→ **Your task**:
Report the count of lines holding "icon" in the records, with no other words.

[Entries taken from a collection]
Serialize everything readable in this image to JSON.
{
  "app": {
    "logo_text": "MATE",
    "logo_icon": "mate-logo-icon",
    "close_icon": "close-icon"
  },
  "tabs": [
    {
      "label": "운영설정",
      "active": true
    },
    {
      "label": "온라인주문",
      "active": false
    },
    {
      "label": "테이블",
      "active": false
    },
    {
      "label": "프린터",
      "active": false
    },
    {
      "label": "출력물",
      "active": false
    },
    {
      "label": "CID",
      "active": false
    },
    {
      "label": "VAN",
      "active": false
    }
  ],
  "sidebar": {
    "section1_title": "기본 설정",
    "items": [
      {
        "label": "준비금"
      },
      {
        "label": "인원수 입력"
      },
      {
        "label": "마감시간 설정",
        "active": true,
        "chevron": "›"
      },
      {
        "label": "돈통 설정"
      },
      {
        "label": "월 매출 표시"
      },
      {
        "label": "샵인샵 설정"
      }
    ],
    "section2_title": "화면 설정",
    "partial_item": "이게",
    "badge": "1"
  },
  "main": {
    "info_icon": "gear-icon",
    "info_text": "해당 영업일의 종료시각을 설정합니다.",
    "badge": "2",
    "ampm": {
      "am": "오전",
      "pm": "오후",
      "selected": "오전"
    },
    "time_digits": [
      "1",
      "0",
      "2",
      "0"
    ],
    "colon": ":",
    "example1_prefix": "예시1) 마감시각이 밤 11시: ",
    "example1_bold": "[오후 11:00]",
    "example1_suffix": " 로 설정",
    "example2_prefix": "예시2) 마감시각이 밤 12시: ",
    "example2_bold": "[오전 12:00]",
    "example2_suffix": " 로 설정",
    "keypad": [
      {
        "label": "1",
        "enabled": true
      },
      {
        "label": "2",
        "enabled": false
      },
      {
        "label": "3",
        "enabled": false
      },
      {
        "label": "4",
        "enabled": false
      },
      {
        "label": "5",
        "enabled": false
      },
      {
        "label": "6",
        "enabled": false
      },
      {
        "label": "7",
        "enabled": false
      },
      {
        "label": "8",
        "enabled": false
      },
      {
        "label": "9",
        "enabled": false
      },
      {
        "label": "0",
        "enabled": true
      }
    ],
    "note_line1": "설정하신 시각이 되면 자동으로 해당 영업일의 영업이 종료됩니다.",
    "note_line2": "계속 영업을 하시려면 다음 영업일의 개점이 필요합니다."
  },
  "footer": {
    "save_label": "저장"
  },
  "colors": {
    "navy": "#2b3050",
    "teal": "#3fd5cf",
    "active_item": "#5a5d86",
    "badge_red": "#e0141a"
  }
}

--

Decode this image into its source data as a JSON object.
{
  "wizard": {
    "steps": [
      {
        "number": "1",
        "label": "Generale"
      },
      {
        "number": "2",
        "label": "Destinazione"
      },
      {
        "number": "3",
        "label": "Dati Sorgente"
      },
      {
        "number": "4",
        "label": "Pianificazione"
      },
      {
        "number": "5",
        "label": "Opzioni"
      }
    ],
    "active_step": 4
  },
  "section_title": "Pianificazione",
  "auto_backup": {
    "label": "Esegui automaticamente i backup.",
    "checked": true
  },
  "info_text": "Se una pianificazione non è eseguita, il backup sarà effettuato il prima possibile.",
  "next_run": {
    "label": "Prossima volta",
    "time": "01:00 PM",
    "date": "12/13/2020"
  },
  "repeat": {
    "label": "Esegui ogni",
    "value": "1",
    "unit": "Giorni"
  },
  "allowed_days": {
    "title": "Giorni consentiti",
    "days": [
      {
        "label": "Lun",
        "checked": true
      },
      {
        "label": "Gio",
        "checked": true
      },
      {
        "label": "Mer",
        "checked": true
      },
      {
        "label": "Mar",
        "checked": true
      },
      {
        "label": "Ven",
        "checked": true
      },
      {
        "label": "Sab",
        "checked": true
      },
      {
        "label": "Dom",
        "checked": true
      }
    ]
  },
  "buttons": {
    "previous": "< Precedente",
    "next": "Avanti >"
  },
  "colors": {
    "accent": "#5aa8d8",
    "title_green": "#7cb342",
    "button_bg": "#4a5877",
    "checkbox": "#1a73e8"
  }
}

→ **Answer for the task**:
3